━━ DATASET EXTRACT ━━

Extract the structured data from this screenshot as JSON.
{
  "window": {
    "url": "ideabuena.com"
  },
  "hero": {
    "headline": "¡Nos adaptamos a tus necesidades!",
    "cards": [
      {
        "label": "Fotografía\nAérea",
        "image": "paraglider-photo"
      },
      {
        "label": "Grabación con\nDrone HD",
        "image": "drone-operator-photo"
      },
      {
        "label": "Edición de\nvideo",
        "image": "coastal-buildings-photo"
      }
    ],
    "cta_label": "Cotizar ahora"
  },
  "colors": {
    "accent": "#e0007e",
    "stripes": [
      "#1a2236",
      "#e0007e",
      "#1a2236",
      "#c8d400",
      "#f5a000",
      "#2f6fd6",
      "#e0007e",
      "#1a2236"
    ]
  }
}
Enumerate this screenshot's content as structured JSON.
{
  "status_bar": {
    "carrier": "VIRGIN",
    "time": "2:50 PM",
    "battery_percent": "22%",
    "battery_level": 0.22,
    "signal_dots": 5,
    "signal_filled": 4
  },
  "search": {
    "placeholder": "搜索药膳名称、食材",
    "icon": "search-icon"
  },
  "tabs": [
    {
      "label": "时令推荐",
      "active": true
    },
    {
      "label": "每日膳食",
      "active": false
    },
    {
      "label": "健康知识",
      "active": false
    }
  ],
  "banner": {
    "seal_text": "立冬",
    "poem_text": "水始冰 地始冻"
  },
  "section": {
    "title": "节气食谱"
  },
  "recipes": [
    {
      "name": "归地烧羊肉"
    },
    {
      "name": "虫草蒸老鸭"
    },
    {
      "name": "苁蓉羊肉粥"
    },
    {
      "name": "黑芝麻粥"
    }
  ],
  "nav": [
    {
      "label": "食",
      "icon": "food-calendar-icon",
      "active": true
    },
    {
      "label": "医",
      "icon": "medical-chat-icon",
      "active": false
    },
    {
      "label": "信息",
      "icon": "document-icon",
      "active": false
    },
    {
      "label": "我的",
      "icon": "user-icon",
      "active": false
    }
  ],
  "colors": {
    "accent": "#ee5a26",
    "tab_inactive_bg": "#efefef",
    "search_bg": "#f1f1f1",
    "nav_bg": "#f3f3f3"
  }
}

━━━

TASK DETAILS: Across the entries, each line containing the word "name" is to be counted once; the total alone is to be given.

ANSWER SECTION: 4